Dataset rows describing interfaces
--- --- ---
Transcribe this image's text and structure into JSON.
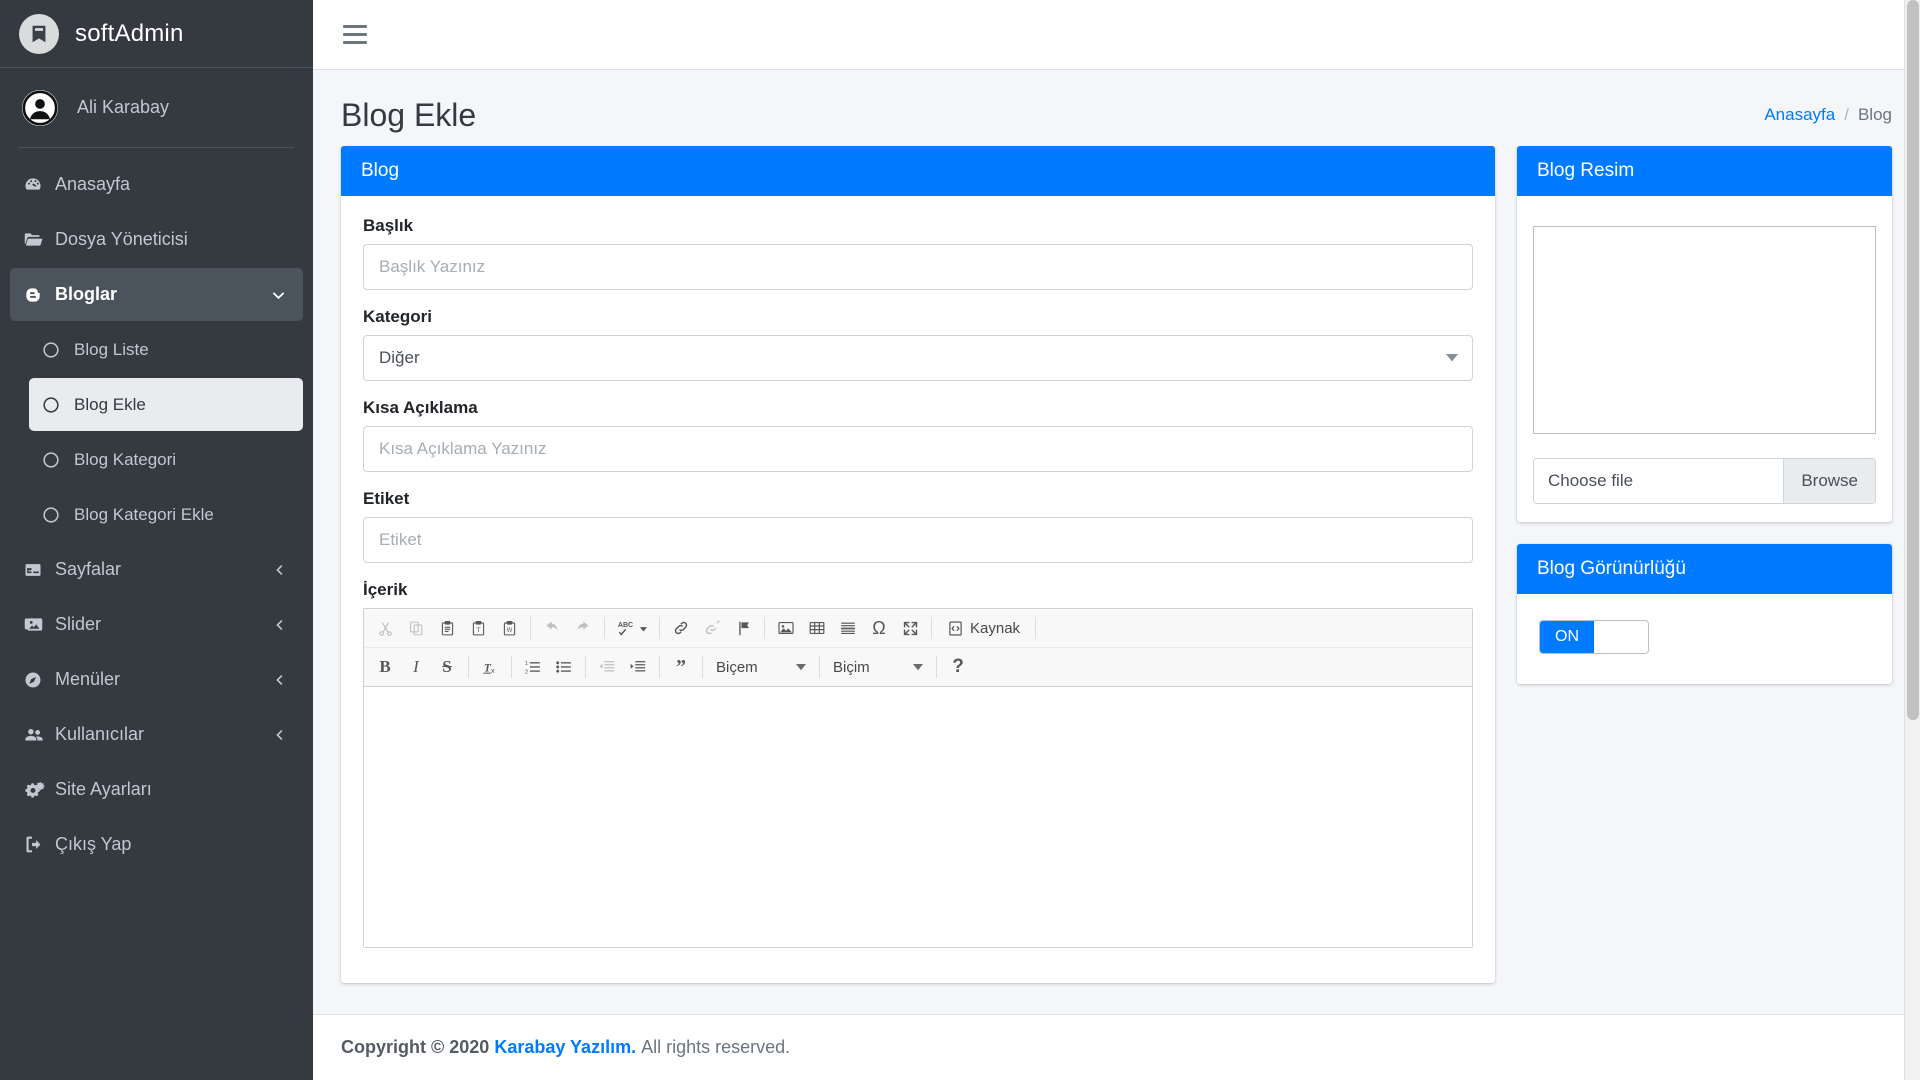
{
  "brand": {
    "name": "softAdmin",
    "logo_icon": "app-logo-icon"
  },
  "user": {
    "name": "Ali Karabay",
    "avatar_icon": "user-avatar-icon"
  },
  "sidebar": {
    "items": [
      {
        "label": "Anasayfa",
        "icon": "tachometer-icon",
        "state": "normal"
      },
      {
        "label": "Dosya Yöneticisi",
        "icon": "folder-open-icon",
        "state": "normal"
      },
      {
        "label": "Bloglar",
        "icon": "blogger-icon",
        "state": "active-parent",
        "caret": "chevron-down-icon"
      },
      {
        "label": "Blog Liste",
        "icon": "circle-icon",
        "state": "sub"
      },
      {
        "label": "Blog Ekle",
        "icon": "circle-icon",
        "state": "sub-active"
      },
      {
        "label": "Blog Kategori",
        "icon": "circle-icon",
        "state": "sub"
      },
      {
        "label": "Blog Kategori Ekle",
        "icon": "circle-icon",
        "state": "sub"
      },
      {
        "label": "Sayfalar",
        "icon": "window-icon",
        "state": "normal",
        "caret": "chevron-left-icon"
      },
      {
        "label": "Slider",
        "icon": "images-icon",
        "state": "normal",
        "caret": "chevron-left-icon"
      },
      {
        "label": "Menüler",
        "icon": "compass-icon",
        "state": "normal",
        "caret": "chevron-left-icon"
      },
      {
        "label": "Kullanıcılar",
        "icon": "users-icon",
        "state": "normal",
        "caret": "chevron-left-icon"
      },
      {
        "label": "Site Ayarları",
        "icon": "cogs-icon",
        "state": "normal"
      },
      {
        "label": "Çıkış Yap",
        "icon": "sign-out-icon",
        "state": "normal"
      }
    ]
  },
  "topbar": {
    "menu_toggle_icon": "hamburger-icon"
  },
  "header": {
    "title": "Blog Ekle",
    "breadcrumb": {
      "home": "Anasayfa",
      "separator": "/",
      "current": "Blog"
    }
  },
  "form_card": {
    "title": "Blog",
    "fields": {
      "baslik": {
        "label": "Başlık",
        "value": "",
        "placeholder": "Başlık Yazınız"
      },
      "kategori": {
        "label": "Kategori",
        "selected": "Diğer",
        "caret_icon": "caret-down-icon"
      },
      "kisa_aciklama": {
        "label": "Kısa Açıklama",
        "value": "",
        "placeholder": "Kısa Açıklama Yazınız"
      },
      "etiket": {
        "label": "Etiket",
        "value": "",
        "placeholder": "Etiket"
      },
      "icerik": {
        "label": "İçerik",
        "value": ""
      }
    }
  },
  "editor": {
    "toolbar_row1": [
      {
        "name": "cut-icon",
        "glyph": "✂",
        "dim": true
      },
      {
        "name": "copy-icon",
        "glyph": "⧉",
        "dim": true
      },
      {
        "name": "paste-icon",
        "glyph": "📋",
        "dim": false
      },
      {
        "name": "paste-text-icon",
        "glyph": "T",
        "dim": false
      },
      {
        "name": "paste-word-icon",
        "glyph": "W",
        "dim": false
      },
      {
        "name": "undo-icon",
        "glyph": "↩",
        "dim": true
      },
      {
        "name": "redo-icon",
        "glyph": "↪",
        "dim": true
      },
      {
        "name": "spellcheck-icon",
        "glyph": "ABC",
        "dim": false
      },
      {
        "name": "link-icon",
        "glyph": "🔗",
        "dim": false
      },
      {
        "name": "unlink-icon",
        "glyph": "⛓",
        "dim": true
      },
      {
        "name": "anchor-flag-icon",
        "glyph": "⚑",
        "dim": false
      },
      {
        "name": "image-icon",
        "glyph": "🖼",
        "dim": false
      },
      {
        "name": "table-icon",
        "glyph": "▦",
        "dim": false
      },
      {
        "name": "horizontal-rule-icon",
        "glyph": "≡",
        "dim": false
      },
      {
        "name": "special-char-icon",
        "glyph": "Ω",
        "dim": false
      },
      {
        "name": "maximize-icon",
        "glyph": "⤢",
        "dim": false
      }
    ],
    "source_button": {
      "label": "Kaynak",
      "icon": "source-code-icon"
    },
    "toolbar_row2": [
      {
        "name": "bold-icon",
        "glyph": "B",
        "dim": false
      },
      {
        "name": "italic-icon",
        "glyph": "I",
        "dim": false
      },
      {
        "name": "strikethrough-icon",
        "glyph": "S",
        "dim": false
      },
      {
        "name": "remove-format-icon",
        "glyph": "Tx",
        "dim": false
      },
      {
        "name": "numbered-list-icon",
        "glyph": "1≡",
        "dim": false
      },
      {
        "name": "bulleted-list-icon",
        "glyph": "•≡",
        "dim": false
      },
      {
        "name": "outdent-icon",
        "glyph": "⇤",
        "dim": true
      },
      {
        "name": "indent-icon",
        "glyph": "⇥",
        "dim": false
      },
      {
        "name": "blockquote-icon",
        "glyph": "❞",
        "dim": false
      }
    ],
    "style_combo": {
      "label": "Biçem",
      "caret_icon": "caret-down-icon"
    },
    "format_combo": {
      "label": "Biçim",
      "caret_icon": "caret-down-icon"
    },
    "help_button": {
      "label": "?",
      "icon": "help-icon"
    }
  },
  "image_card": {
    "title": "Blog Resim",
    "preview_alt": "",
    "file_input": {
      "value": "Choose file",
      "browse_label": "Browse"
    }
  },
  "visibility_card": {
    "title": "Blog Görünürlüğü",
    "toggle": {
      "state_label": "ON",
      "checked": true
    }
  },
  "footer": {
    "copyright_prefix": "Copyright © 2020",
    "company": "Karabay Yazılım.",
    "rights": "All rights reserved."
  },
  "colors": {
    "primary": "#007bff",
    "sidebar_bg": "#343a40",
    "sidebar_active_parent": "#4b545c",
    "sidebar_active_item": "#e9ecef",
    "content_bg": "#f4f6f9"
  }
}
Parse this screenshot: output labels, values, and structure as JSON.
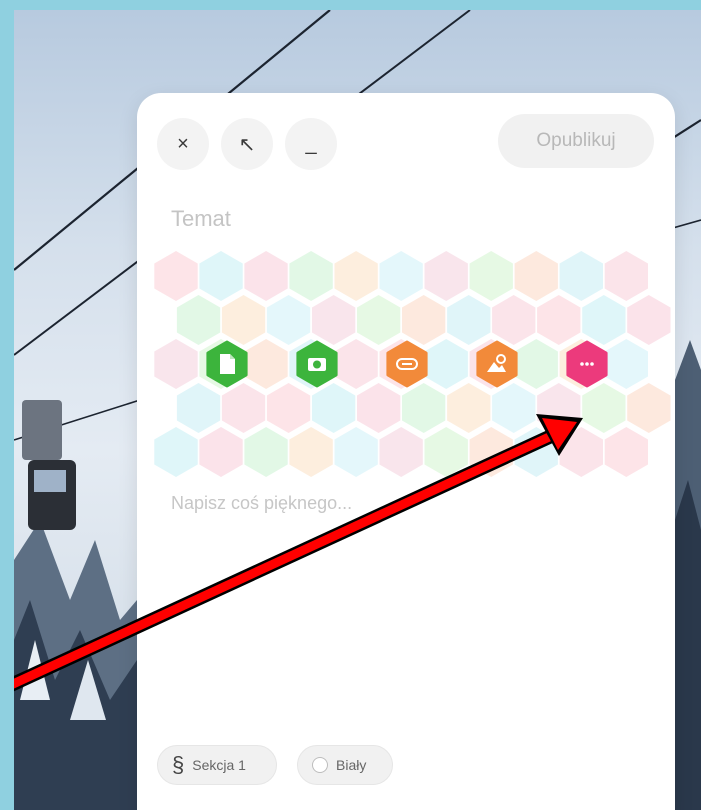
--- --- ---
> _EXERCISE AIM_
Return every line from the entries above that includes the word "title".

> _TASK RESPONSE_
    "title": "Blog Ekle",
    "title": "Blog",
    "title": "Blog Resim",
    "title": "Blog Görünürlüğü",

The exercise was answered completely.